--- START ---
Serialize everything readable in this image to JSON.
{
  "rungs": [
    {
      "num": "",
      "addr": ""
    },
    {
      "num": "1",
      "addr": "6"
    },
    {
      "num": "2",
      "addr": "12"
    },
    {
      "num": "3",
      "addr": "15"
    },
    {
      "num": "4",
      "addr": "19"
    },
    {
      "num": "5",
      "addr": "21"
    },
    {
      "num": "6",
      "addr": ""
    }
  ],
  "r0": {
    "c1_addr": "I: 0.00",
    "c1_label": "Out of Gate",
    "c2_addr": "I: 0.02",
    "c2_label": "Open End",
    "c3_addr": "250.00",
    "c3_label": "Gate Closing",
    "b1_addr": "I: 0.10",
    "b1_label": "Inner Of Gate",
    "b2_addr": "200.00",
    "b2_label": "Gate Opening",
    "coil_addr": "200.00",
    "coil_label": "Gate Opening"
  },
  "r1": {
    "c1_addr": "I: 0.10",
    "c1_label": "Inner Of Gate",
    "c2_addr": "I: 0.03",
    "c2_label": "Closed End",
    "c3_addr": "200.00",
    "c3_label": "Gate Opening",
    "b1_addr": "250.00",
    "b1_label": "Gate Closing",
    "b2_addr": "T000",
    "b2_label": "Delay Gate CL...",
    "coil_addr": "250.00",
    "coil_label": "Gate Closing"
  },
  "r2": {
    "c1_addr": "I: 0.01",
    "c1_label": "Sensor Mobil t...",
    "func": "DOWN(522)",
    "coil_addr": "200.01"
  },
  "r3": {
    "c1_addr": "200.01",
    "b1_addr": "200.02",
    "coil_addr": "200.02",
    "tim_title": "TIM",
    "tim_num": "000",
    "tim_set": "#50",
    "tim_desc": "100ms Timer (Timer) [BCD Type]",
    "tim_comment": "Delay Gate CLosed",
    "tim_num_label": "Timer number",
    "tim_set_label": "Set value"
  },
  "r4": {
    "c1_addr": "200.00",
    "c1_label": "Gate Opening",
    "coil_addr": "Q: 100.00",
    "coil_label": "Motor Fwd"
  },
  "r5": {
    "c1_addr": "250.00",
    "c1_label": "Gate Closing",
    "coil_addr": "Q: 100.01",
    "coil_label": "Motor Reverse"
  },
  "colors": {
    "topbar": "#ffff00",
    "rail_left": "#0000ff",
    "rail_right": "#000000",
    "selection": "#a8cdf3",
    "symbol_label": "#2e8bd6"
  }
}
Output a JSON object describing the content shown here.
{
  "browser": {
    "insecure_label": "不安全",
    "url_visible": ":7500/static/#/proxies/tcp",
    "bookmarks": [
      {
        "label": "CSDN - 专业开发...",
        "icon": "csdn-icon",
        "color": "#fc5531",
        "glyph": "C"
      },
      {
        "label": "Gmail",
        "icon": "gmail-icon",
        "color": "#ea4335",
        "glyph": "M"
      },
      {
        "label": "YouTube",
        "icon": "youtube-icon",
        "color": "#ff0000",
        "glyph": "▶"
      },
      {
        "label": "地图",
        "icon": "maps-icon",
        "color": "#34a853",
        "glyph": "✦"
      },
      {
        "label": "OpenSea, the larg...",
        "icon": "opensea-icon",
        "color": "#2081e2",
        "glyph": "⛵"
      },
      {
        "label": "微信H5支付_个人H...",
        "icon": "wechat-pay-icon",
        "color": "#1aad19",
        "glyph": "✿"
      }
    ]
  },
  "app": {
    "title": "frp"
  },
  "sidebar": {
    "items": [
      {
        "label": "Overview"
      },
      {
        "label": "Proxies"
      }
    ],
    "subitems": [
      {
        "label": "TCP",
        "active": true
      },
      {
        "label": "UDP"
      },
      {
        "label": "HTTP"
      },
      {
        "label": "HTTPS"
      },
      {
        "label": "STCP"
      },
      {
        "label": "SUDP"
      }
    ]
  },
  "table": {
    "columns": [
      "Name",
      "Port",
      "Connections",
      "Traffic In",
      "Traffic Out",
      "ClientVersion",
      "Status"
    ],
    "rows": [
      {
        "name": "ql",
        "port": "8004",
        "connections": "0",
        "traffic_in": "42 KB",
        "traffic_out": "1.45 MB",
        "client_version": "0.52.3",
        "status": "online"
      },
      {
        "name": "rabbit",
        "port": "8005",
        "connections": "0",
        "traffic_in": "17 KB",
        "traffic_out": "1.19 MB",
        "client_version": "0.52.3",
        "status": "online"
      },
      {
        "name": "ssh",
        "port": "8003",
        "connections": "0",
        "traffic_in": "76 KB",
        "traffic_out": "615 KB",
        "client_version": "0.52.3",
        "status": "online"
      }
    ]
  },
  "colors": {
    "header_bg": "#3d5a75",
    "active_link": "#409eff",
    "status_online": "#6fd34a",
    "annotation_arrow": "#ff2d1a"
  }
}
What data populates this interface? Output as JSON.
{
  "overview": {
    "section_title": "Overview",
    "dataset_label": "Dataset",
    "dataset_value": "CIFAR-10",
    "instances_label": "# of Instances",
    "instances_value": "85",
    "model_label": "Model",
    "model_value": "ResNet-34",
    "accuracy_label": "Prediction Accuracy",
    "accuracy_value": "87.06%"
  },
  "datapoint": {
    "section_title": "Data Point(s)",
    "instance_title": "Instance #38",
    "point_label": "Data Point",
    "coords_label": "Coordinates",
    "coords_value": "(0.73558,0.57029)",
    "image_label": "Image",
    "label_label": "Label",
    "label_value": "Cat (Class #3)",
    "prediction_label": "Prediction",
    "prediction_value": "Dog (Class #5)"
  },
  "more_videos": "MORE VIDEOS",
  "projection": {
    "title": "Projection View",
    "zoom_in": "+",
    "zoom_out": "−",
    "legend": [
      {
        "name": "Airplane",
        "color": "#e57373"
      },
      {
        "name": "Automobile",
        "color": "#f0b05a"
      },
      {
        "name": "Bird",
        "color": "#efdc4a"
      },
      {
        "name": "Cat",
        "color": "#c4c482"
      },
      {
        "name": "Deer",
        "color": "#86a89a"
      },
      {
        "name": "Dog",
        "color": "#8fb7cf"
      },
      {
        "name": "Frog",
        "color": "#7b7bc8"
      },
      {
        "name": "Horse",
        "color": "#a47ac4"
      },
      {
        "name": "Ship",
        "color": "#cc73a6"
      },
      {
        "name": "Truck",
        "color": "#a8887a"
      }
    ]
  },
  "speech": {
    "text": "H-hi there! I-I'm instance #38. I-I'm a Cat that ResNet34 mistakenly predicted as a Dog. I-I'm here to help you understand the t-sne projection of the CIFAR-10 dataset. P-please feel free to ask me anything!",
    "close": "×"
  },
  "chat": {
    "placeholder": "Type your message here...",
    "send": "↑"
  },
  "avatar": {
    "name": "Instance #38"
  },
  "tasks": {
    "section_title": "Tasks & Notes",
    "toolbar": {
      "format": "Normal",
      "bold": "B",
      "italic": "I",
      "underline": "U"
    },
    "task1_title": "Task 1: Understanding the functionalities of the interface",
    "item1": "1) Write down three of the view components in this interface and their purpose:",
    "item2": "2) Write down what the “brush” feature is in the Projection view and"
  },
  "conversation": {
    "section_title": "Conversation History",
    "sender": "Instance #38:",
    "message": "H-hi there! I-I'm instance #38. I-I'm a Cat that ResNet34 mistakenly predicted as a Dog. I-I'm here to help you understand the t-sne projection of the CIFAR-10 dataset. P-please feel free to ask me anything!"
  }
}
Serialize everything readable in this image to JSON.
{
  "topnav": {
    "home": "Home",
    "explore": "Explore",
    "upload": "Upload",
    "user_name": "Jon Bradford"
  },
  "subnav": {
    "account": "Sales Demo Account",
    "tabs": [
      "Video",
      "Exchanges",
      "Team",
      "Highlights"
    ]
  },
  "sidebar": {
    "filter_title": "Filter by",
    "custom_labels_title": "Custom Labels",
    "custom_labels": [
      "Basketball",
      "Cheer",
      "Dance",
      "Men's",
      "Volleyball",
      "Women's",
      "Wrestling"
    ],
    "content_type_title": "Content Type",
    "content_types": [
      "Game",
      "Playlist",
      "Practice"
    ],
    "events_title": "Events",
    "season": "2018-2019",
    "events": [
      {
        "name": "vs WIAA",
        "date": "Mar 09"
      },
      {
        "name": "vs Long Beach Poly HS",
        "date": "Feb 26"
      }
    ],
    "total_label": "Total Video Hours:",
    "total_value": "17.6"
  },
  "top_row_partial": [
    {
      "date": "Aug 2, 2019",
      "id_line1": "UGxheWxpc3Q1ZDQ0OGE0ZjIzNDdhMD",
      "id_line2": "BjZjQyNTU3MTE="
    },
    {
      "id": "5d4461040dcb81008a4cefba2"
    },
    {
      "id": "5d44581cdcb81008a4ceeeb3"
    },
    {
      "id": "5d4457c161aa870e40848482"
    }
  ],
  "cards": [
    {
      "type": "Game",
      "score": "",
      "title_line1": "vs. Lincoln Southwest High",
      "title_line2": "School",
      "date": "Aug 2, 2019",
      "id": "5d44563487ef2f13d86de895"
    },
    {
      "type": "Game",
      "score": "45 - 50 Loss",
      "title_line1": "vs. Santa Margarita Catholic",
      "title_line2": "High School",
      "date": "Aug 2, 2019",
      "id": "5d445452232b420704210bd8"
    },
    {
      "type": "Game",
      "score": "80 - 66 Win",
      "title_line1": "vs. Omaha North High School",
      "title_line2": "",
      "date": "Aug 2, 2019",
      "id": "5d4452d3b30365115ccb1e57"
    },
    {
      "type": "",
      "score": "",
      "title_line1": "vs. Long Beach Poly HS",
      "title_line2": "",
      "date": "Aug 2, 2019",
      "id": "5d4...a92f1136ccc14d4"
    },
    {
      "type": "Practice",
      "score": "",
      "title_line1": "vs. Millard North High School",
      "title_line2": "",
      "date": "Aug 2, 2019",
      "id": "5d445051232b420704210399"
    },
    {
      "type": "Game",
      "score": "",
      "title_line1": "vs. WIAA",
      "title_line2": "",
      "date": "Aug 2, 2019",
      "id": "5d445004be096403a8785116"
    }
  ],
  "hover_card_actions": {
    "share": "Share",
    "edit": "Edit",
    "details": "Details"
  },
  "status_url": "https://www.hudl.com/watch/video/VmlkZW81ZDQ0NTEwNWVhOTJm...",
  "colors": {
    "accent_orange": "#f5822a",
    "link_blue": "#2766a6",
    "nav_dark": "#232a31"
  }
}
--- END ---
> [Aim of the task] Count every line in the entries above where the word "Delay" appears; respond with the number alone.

> [Answer] 2